While the staff at Skycap News likes to keep our readers up-to-date with current aviation happenings and trends, we feel it important to pay tribute to airlines and travel of the past. Rest assured, events of the past still somehow impact and shape our daily travel routine. This writer vividly (pun intended) recalls picking up relatives traveling from Mexico City at the old Kansas City Municipal Airport flying on Braniff International Airways. What amazing “Brady Bunch” colors!
History of Braniff International Airways
The history of Braniff International Airways can be traced back to Paul Braniff who founded Braniff Airlines in 1931. During its inaugural year, it began flying both post and passengers. Braniff then purchased Mid-Continent Airlines in 1952 allowing them to further expand passenger routes and position the company for growth into the 1960s and beyond.
Unfortunately, Braniff “bit off more than it could fly” and ran into significant problems meeting passenger needs and expectations. This was as a result of airlines not keeping up with aging propeller-based aircraft, marginal customer care, and not investing in newer jet aircraft. Adding insult to injury, Braniff was known for an unacceptable “on-time” record as well as the propensity to cancel flights “for no apparent reason” altogether.
1965 saw Braniff undergo a much-needed management change by selecting a new President coupled with modernization of aircraft with vibrant paint schemes. Braniff also performed an “extreme makeover” on their terminals and revolutionized stewardess (current day flight braniff airlines flight attendants for the younger generation) apparel through the rest of their existence. Who can ever forget the Braniff Stewardess Uniforms designed by Emilio Pucci?
With all of these changes, there was no better time than to embark on an entirely new marketing strategy. Braniff purchased new jets and developed their “signature pallet” of seven (7) pastel colors that now scream late 60’s early 70’s. They also produced some of the finest ad campaigns and commercials of the era. This approach was overall warmly received by the traveling public both business and personal and lifted Braniff back into a competitive commercial carrier.
The mid-1970s saw Braniff increasing their passenger traffic by roughly forty percent. However, this growth was a blessing and a curse as “Airline Deregulation” spelled a turbulent ride for Braniff and several other now-storied airlines.
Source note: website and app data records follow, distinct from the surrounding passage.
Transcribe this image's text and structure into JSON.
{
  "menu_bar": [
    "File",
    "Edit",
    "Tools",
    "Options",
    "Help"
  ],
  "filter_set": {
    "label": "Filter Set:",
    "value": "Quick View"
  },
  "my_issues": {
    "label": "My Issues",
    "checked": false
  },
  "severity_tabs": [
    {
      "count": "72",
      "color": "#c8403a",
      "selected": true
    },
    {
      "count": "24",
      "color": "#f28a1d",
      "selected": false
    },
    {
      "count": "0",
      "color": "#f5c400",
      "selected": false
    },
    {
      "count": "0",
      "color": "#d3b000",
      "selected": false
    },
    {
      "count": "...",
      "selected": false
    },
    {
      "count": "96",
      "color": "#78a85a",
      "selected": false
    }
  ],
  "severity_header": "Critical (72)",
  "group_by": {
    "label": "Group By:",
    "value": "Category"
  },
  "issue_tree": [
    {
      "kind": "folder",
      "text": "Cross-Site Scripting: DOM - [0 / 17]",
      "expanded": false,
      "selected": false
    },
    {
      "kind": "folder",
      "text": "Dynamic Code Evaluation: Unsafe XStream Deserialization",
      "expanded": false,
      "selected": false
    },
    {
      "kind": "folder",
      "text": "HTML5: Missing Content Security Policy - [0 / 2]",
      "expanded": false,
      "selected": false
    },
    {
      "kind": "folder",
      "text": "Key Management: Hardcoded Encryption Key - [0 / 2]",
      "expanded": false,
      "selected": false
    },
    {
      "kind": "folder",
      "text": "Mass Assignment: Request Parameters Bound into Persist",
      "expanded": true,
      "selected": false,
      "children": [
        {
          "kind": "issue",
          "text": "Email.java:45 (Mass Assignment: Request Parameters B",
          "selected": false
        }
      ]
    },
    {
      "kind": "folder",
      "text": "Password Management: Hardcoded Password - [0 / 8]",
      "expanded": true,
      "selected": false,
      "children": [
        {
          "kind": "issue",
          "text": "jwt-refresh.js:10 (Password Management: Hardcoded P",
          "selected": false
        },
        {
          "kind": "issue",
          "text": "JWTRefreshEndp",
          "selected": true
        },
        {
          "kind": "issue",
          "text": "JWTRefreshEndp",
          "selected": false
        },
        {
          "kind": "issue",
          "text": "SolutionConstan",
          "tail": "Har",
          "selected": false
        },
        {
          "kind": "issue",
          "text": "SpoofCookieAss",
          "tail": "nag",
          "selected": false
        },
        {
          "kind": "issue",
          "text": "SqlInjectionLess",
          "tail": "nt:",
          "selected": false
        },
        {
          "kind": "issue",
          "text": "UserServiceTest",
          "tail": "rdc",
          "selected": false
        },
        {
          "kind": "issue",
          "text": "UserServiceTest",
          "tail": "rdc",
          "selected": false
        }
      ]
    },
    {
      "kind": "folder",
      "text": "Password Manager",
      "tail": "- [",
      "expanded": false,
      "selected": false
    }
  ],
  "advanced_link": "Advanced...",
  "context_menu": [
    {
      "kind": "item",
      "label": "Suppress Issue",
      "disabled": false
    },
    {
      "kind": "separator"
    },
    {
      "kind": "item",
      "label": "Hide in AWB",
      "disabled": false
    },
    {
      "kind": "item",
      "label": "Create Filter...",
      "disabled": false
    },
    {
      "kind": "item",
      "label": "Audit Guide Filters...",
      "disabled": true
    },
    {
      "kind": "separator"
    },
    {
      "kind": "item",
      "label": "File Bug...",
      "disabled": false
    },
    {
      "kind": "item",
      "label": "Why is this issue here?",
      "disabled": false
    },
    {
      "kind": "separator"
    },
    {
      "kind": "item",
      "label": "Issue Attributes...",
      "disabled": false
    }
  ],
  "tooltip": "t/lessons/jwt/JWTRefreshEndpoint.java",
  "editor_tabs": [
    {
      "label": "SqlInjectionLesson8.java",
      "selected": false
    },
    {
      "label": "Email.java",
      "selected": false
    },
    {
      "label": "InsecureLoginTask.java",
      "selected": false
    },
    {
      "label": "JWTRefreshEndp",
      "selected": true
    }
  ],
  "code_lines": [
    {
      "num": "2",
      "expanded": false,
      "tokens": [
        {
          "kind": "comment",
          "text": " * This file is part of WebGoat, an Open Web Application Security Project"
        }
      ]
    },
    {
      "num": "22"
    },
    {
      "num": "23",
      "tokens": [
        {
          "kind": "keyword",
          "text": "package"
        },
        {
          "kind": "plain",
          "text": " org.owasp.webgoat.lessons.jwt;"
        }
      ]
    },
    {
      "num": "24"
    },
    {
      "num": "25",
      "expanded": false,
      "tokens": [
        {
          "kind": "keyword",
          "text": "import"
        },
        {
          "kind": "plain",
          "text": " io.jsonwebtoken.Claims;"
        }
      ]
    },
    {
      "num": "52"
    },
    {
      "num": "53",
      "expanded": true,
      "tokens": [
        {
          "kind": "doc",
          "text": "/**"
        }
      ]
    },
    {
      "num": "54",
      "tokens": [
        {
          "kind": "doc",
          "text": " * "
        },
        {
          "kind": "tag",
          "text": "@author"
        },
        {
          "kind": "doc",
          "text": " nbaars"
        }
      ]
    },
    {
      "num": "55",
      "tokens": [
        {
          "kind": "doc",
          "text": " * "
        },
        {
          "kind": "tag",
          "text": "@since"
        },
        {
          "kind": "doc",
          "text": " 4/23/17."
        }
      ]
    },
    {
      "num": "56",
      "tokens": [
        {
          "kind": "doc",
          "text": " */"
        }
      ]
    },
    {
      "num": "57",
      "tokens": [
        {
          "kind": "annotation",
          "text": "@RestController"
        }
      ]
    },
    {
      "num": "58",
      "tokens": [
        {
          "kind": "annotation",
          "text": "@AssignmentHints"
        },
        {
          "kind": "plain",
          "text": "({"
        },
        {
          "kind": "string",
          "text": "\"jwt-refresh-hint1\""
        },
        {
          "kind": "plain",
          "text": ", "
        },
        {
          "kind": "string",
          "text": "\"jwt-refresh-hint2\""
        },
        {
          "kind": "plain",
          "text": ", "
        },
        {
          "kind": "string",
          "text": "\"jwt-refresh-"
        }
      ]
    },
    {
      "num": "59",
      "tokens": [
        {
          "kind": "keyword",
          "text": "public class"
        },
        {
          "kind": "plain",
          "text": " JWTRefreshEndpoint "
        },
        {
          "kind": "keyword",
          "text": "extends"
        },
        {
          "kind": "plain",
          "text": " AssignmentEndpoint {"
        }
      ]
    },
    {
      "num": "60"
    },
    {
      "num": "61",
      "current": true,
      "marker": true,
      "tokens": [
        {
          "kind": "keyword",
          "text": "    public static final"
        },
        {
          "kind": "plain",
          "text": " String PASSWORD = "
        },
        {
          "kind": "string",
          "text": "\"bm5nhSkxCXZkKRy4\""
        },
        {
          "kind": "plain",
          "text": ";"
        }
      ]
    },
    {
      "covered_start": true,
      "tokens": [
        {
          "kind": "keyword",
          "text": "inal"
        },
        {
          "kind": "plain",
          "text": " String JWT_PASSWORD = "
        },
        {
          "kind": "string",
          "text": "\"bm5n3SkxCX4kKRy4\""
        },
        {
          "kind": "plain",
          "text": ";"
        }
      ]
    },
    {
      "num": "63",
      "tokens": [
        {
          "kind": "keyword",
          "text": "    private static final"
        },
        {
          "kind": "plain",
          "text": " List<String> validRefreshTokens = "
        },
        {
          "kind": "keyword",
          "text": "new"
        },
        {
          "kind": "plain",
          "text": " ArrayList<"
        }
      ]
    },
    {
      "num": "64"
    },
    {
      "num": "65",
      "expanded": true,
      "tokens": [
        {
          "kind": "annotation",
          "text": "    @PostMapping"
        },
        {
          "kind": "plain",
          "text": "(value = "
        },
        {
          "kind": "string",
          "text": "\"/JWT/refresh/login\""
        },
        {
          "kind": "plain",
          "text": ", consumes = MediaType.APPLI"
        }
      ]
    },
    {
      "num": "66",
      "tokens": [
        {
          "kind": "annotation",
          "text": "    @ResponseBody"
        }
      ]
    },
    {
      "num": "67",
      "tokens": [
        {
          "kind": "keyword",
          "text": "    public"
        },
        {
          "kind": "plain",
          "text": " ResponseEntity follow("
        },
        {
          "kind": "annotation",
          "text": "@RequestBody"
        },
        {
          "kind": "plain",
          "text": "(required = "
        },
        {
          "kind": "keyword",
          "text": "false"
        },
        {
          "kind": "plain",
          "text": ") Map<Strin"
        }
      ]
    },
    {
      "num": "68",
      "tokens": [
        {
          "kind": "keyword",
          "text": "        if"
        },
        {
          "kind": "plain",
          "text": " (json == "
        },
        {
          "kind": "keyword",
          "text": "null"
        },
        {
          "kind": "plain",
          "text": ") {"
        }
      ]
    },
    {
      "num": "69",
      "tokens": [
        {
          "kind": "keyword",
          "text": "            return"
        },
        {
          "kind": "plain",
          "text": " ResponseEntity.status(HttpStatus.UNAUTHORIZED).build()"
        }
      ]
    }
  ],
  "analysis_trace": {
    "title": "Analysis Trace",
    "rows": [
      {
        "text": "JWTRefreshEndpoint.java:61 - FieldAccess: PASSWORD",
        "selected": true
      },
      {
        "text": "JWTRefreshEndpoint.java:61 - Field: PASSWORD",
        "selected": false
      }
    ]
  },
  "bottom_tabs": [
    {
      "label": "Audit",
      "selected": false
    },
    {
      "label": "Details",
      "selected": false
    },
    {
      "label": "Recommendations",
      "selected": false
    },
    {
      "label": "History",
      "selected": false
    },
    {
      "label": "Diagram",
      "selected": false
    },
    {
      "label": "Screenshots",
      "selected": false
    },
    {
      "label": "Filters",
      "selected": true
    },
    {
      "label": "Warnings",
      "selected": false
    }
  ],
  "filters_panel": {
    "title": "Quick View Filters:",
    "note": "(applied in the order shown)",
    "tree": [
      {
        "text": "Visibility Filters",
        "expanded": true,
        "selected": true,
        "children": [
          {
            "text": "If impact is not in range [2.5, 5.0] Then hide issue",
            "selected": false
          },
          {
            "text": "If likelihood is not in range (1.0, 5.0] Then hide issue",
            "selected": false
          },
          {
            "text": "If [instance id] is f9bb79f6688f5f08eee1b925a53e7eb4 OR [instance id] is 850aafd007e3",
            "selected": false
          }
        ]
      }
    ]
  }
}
This act passed in 1978 enabled the airlines to pick and choose passenger routes as well offering faster expansion and contraction as the market would allow. Braniff as with all of the carriers did their best to take advantage of this new opportunity.
Braniff took on several new traveled paths that proved to be uber-competitive, driving cost and revenue down significantly. The airline bought new jet aircraft, opened new terminals, seeing its payroll increased by twenty-five percent. The Airline Deregulation Act brought about a price war between the airlines competing for passenger dollars. It was truly “survival of the fittest!” Braniff tried to remain competitive on newly opened international routes but, ultimately failed. How many of you ever flew on the Concorde, let alone the Braniff International aircraft?
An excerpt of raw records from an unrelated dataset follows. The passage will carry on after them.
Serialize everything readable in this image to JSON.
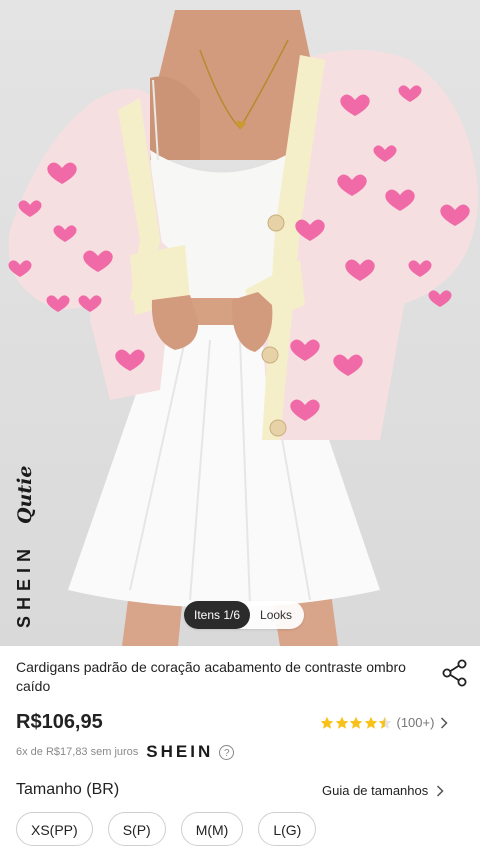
{
  "gallery": {
    "watermark": {
      "brand": "SHEIN",
      "sub": "Qutie"
    },
    "pager": {
      "index_label": "Itens 1/6",
      "looks_label": "Looks"
    }
  },
  "product": {
    "title": "Cardigans padrão de coração acabamento de contraste ombro caído",
    "price": "R$106,95",
    "rating": {
      "stars": 4.5,
      "count_label": "(100+)"
    },
    "installments": {
      "text": "6x de R$17,83 sem juros",
      "brand": "SHEIN",
      "help": "?"
    }
  },
  "size_section": {
    "label": "Tamanho (BR)",
    "guide_label": "Guia de tamanhos",
    "options": [
      "XS(PP)",
      "S(P)",
      "M(M)",
      "L(G)"
    ]
  },
  "colors": {
    "star": "#f9c21a",
    "cardigan": "#f6dfe1",
    "heart": "#ef6aa6",
    "trim": "#f5efc9"
  }
}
When did Braniff go out of business?
It didn’t take long for several airlines including Braniff to find out just how true the old adage can be; “Be Careful What You Ask For!” Deregulation proved to be a slow death as Braniff had great trouble competing in multiple airline price wars and higher fuel prices. The extensive capital investments made prior to the passage of this legislature did not bode well for the airline either. The end result was lower passenger ticket sales and lost revenue and in May of 1982, Braniff declared bankruptcy and closed its hangar doors.
Braniff reopened in 1983 and in 1991 but, many choose to forget those (same name different regime) aborted take-off attempts. Suffice it to say that air travel had forever changed by the early 1980s and Braniff simply could not adapt to the new environment, on the ground or in the air. It was indeed a blow to the airline industry from a “legacy” viewpoint and unfortunately, was the start of things to come as other airlines folded, merged, or were bought for pennies on the dollar. Longtime airlines such as Pan Am and TWA (in their original incarnations) are now solely a part of aviation history.
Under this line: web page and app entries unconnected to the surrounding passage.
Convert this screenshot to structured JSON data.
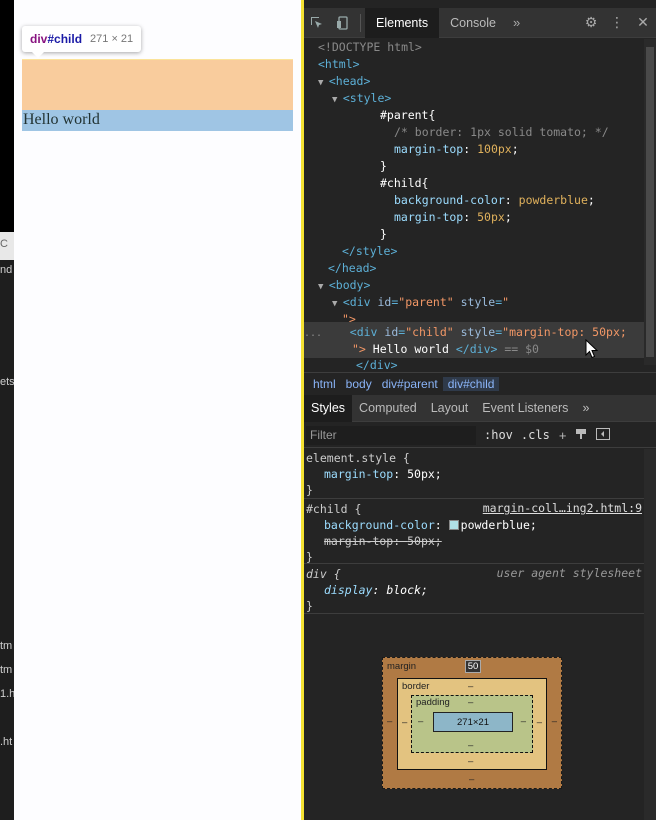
{
  "background_strip": {
    "fragments": [
      "C",
      "nd",
      "ets",
      "tm",
      "tm",
      "1.h",
      ".ht"
    ]
  },
  "page": {
    "tooltip": {
      "tag": "div",
      "id": "#child",
      "dims": "271 × 21"
    },
    "child_text": "Hello world"
  },
  "devtools": {
    "tabs": [
      "Elements",
      "Console"
    ],
    "active_tab": "Elements",
    "more": "»",
    "icons": [
      "inspect-icon",
      "device-toggle-icon",
      "gear-icon",
      "kebab-icon",
      "close-icon"
    ],
    "tree": {
      "doctype": "<!DOCTYPE html>",
      "html_open": "<html>",
      "head_open": "<head>",
      "style_open": "<style>",
      "parent_sel": "#parent{",
      "comment": "/* border: 1px solid tomato; */",
      "parent_prop": "margin-top",
      "parent_val": "100px",
      "close_brace": "}",
      "child_sel": "#child{",
      "child_prop1": "background-color",
      "child_val1": "powderblue",
      "child_prop2": "margin-top",
      "child_val2": "50px",
      "style_close": "</style>",
      "head_close": "</head>",
      "body_open": "<body>",
      "div_parent_tag": "<div",
      "div_parent_id_attr": "id",
      "div_parent_id_val": "\"parent\"",
      "div_parent_style_attr": "style",
      "div_parent_style_val": "\"",
      "div_parent_end": "\">",
      "dots": "...",
      "div_child_tag": "<div",
      "div_child_id_attr": "id",
      "div_child_id_val": "\"child\"",
      "div_child_style_attr": "style",
      "div_child_style_val": "\"margin-top: 50px;",
      "div_child_end": "\">",
      "div_child_text": " Hello world ",
      "div_child_close": "</div>",
      "eq_dollar": " == $0",
      "div_close": "</div>"
    },
    "breadcrumb": [
      "html",
      "body",
      "div#parent",
      "div#child"
    ],
    "subtabs": [
      "Styles",
      "Computed",
      "Layout",
      "Event Listeners"
    ],
    "active_subtab": "Styles",
    "filter": {
      "placeholder": "Filter",
      "hov": ":hov",
      "cls": ".cls",
      "plus": "+"
    },
    "rules": {
      "element_style": {
        "selector": "element.style {",
        "prop": "margin-top",
        "val": "50px;",
        "close": "}"
      },
      "child_rule": {
        "selector": "#child {",
        "source": "margin-coll…ing2.html:9",
        "prop1": "background-color",
        "val1": "powderblue;",
        "prop2": "margin-top",
        "val2": "50px;",
        "close": "}",
        "swatch_color": "#b0e0e6"
      },
      "ua_rule": {
        "selector": "div {",
        "source": "user agent stylesheet",
        "prop": "display",
        "val": "block;",
        "close": "}"
      }
    },
    "box_model": {
      "margin_label": "margin",
      "margin_top": "50",
      "border_label": "border",
      "padding_label": "padding",
      "content": "271×21",
      "dash": "–"
    }
  }
}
Without question, the Airline Deregulation Act of 1978 forever changed the travel industry. Some companies barely survived the onset (and ultimately failed), while others more adaptive to change and opportunity thrived. Shortly after passage, enhanced computer reservation systems (CRS) and code sharing were launched during the new wave of technology. These advancements are still with us and paved the way for the web-based systems many of utilizing on a regular basis.
Admittedly, the favorite innovation by everyone (and probably most readers too) at Skycap News was a newfound way of earning free flights and elite-level perks. Next time you are on a flight racking up those frequent flier miles, you can thank Airline Deregulation Act for allowing the airlines to embark on new creative ways to gain passenger share and loyalty. Enjoy those frequent flier miles, everyone. Safe Travels!
Who bought braniff airlines?
Braniff Airways was a United States airline founded in 1928. The airline ceased operations in 1982. A group of investors tried to buy Braniff in 1988, but the government denied the sale. The Braniff brand name was then acquired in 1989 by businessman, Robert L. Crandall. He tried to relaunch Braniff, but the airline never returned to the sky.